# TASK DIRECTIONS
From the first line to the last, reproduce the records exactly.

Interface dataset entries
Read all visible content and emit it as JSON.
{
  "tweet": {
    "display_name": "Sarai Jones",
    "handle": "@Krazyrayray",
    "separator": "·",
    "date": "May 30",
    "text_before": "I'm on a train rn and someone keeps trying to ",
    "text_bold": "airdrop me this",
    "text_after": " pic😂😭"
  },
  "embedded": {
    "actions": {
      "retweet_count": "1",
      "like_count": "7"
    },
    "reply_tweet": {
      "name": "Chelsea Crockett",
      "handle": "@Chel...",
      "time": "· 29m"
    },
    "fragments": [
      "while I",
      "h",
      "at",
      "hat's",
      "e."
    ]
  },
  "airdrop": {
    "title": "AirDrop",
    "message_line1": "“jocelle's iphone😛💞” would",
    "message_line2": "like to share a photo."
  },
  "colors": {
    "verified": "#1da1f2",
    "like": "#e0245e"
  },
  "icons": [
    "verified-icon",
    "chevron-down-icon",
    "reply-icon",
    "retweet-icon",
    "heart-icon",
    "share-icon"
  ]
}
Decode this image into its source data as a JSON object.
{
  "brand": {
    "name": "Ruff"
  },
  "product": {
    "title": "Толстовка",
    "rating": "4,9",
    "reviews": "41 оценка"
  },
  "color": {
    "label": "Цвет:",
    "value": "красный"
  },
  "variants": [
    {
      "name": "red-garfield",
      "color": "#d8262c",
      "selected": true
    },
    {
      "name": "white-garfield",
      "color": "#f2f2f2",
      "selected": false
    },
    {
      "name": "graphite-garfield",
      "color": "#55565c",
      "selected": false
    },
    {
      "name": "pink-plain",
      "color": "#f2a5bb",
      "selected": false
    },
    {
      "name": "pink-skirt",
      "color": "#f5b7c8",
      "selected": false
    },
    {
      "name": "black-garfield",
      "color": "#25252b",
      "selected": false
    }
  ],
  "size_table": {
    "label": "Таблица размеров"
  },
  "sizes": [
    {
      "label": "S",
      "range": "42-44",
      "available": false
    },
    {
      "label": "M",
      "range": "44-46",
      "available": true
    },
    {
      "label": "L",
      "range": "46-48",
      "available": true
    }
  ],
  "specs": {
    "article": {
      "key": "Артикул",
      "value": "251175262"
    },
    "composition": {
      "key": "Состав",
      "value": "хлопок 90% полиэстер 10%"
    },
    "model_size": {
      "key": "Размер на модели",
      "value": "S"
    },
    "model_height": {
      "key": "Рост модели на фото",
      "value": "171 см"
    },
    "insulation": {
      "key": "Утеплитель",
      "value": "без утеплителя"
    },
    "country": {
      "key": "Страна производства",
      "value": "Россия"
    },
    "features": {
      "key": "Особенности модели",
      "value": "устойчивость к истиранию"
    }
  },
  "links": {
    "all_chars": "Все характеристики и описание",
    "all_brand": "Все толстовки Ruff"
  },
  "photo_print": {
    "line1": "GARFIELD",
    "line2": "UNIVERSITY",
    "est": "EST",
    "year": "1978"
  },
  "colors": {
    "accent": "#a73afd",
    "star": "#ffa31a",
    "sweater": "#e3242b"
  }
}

# THE ANSWER
Read all visible content and emit it as JSON.
{
  "tweet": {
    "display_name": "Sarai Jones",
    "handle": "@Krazyrayray",
    "separator": "·",
    "date": "May 30",
    "text_before": "I'm on a train rn and someone keeps trying to ",
    "text_bold": "airdrop me this",
    "text_after": " pic😂😭"
  },
  "embedded": {
    "actions": {
      "retweet_count": "1",
      "like_count": "7"
    },
    "reply_tweet": {
      "name": "Chelsea Crockett",
      "handle": "@Chel...",
      "time": "· 29m"
    },
    "fragments": [
      "while I",
      "h",
      "at",
      "hat's",
      "e."
    ]
  },
  "airdrop": {
    "title": "AirDrop",
    "message_line1": "“jocelle's iphone😛💞” would",
    "message_line2": "like to share a photo."
  },
  "colors": {
    "verified": "#1da1f2",
    "like": "#e0245e"
  },
  "icons": [
    "verified-icon",
    "chevron-down-icon",
    "reply-icon",
    "retweet-icon",
    "heart-icon",
    "share-icon"
  ]
}
Decode this image into its source data as a JSON object.
{
  "brand": {
    "name": "Ruff"
  },
  "product": {
    "title": "Толстовка",
    "rating": "4,9",
    "reviews": "41 оценка"
  },
  "color": {
    "label": "Цвет:",
    "value": "красный"
  },
  "variants": [
    {
      "name": "red-garfield",
      "color": "#d8262c",
      "selected": true
    },
    {
      "name": "white-garfield",
      "color": "#f2f2f2",
      "selected": false
    },
    {
      "name": "graphite-garfield",
      "color": "#55565c",
      "selected": false
    },
    {
      "name": "pink-plain",
      "color": "#f2a5bb",
      "selected": false
    },
    {
      "name": "pink-skirt",
      "color": "#f5b7c8",
      "selected": false
    },
    {
      "name": "black-garfield",
      "color": "#25252b",
      "selected": false
    }
  ],
  "size_table": {
    "label": "Таблица размеров"
  },
  "sizes": [
    {
      "label": "S",
      "range": "42-44",
      "available": false
    },
    {
      "label": "M",
      "range": "44-46",
      "available": true
    },
    {
      "label": "L",
      "range": "46-48",
      "available": true
    }
  ],
  "specs": {
    "article": {
      "key": "Артикул",
      "value": "251175262"
    },
    "composition": {
      "key": "Состав",
      "value": "хлопок 90% полиэстер 10%"
    },
    "model_size": {
      "key": "Размер на модели",
      "value": "S"
    },
    "model_height": {
      "key": "Рост модели на фото",
      "value": "171 см"
    },
    "insulation": {
      "key": "Утеплитель",
      "value": "без утеплителя"
    },
    "country": {
      "key": "Страна производства",
      "value": "Россия"
    },
    "features": {
      "key": "Особенности модели",
      "value": "устойчивость к истиранию"
    }
  },
  "links": {
    "all_chars": "Все характеристики и описание",
    "all_brand": "Все толстовки Ruff"
  },
  "photo_print": {
    "line1": "GARFIELD",
    "line2": "UNIVERSITY",
    "est": "EST",
    "year": "1978"
  },
  "colors": {
    "accent": "#a73afd",
    "star": "#ffa31a",
    "sweater": "#e3242b"
  }
}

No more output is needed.